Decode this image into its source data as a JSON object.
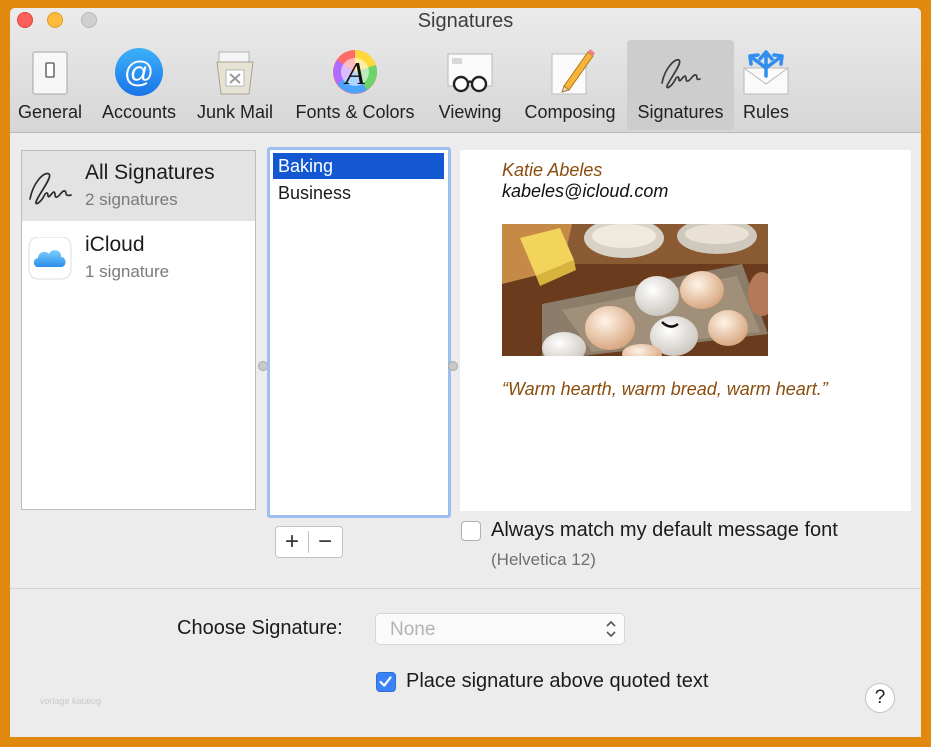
{
  "window": {
    "title": "Signatures"
  },
  "toolbar": [
    {
      "label": "General",
      "icon": "general-switch-icon"
    },
    {
      "label": "Accounts",
      "icon": "at-sign-icon"
    },
    {
      "label": "Junk Mail",
      "icon": "trash-bin-icon"
    },
    {
      "label": "Fonts & Colors",
      "icon": "font-color-wheel-icon"
    },
    {
      "label": "Viewing",
      "icon": "glasses-envelope-icon"
    },
    {
      "label": "Composing",
      "icon": "pencil-paper-icon"
    },
    {
      "label": "Signatures",
      "icon": "signature-icon",
      "active": true
    },
    {
      "label": "Rules",
      "icon": "rules-envelope-icon"
    }
  ],
  "accounts": [
    {
      "name": "All Signatures",
      "count": "2 signatures",
      "icon": "signature-icon",
      "selected": true
    },
    {
      "name": "iCloud",
      "count": "1 signature",
      "icon": "icloud-icon",
      "selected": false
    }
  ],
  "signatures": [
    {
      "name": "Baking",
      "selected": true
    },
    {
      "name": "Business",
      "selected": false
    }
  ],
  "preview": {
    "name": "Katie Abeles",
    "email": "kabeles@icloud.com",
    "quote": "“Warm hearth, warm bread, warm heart.”",
    "image": "eggs-butter-flour-photo"
  },
  "buttons": {
    "add": "+",
    "remove": "−",
    "help": "?"
  },
  "font_match": {
    "label": "Always match my default message font",
    "font_note": "(Helvetica 12)",
    "checked": false
  },
  "choose": {
    "label": "Choose Signature:",
    "value": "None"
  },
  "place_above": {
    "label": "Place signature above quoted text",
    "checked": true
  },
  "watermark": "vorlage katalog",
  "colors": {
    "background": "#e1880f",
    "selection": "#1358d2",
    "accent": "#3a82f7",
    "signature_text": "#8a4d0c"
  }
}
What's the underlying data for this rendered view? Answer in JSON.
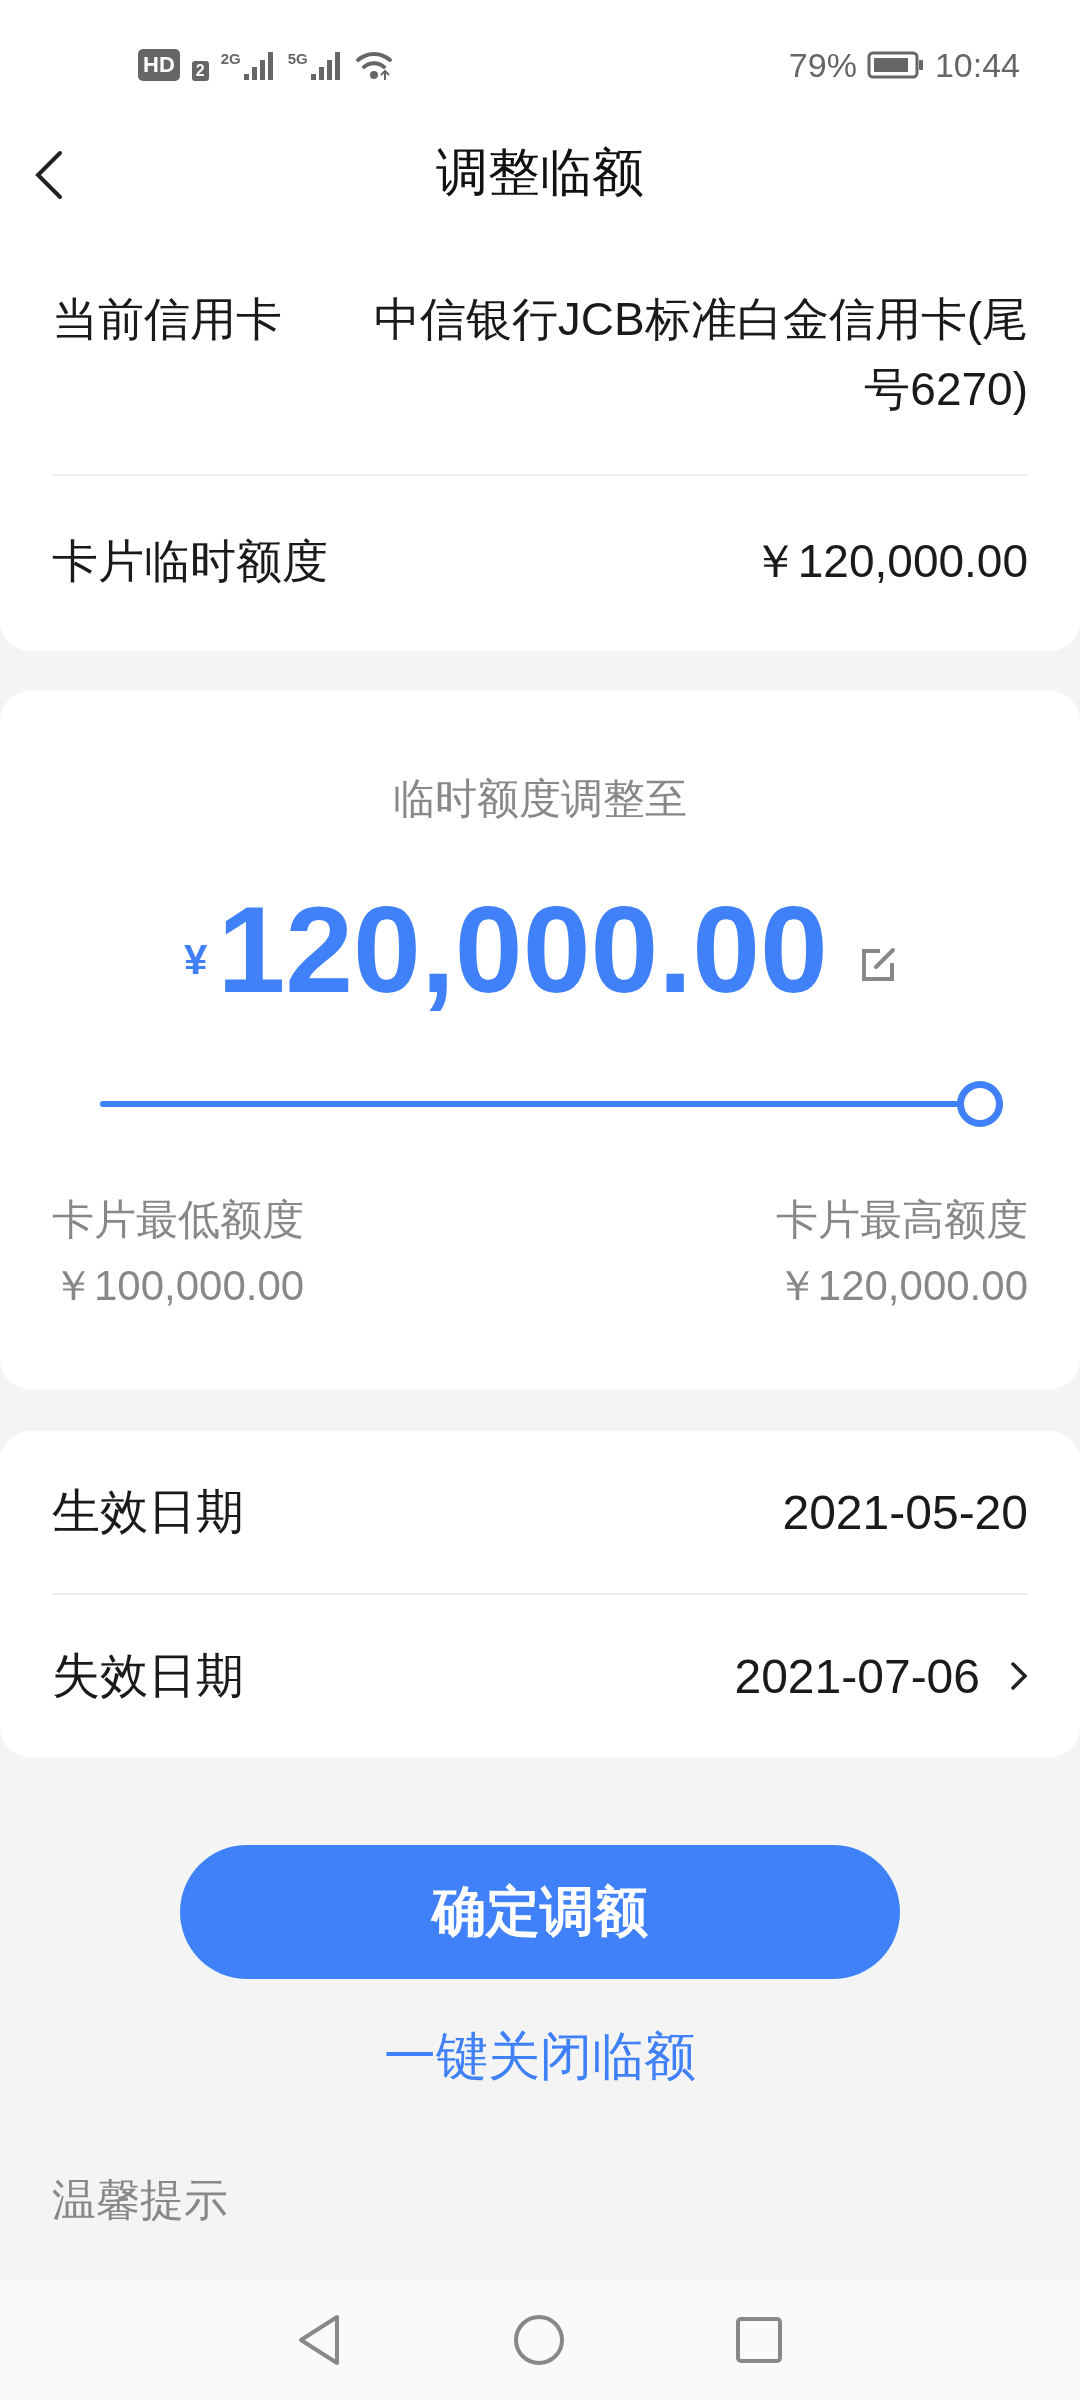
{
  "status_bar": {
    "hd_badge": "HD",
    "sim_badge": "2",
    "network_1": "2G",
    "network_2": "5G",
    "battery": "79%",
    "time": "10:44"
  },
  "header": {
    "title": "调整临额"
  },
  "card_info": {
    "rows": [
      {
        "label": "当前信用卡",
        "value": "中信银行JCB标准白金信用卡(尾号6270)"
      },
      {
        "label": "卡片临时额度",
        "value": "￥120,000.00"
      }
    ]
  },
  "adjust": {
    "label": "临时额度调整至",
    "currency": "¥",
    "amount": "120,000.00",
    "slider": {
      "level": 1.0
    },
    "min_label": "卡片最低额度",
    "min_value": "￥100,000.00",
    "max_label": "卡片最高额度",
    "max_value": "￥120,000.00"
  },
  "dates": {
    "rows": [
      {
        "label": "生效日期",
        "value": "2021-05-20",
        "kind": "static"
      },
      {
        "label": "失效日期",
        "value": "2021-07-06",
        "kind": "link"
      }
    ]
  },
  "confirm_button": "确定调额",
  "close_link": "一键关闭临额",
  "tips_title": "温馨提示"
}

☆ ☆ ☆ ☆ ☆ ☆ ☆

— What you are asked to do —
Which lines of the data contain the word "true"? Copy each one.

— Completed exercise —
      "active": true
      "selected": true
      "selected": true
    "checked": true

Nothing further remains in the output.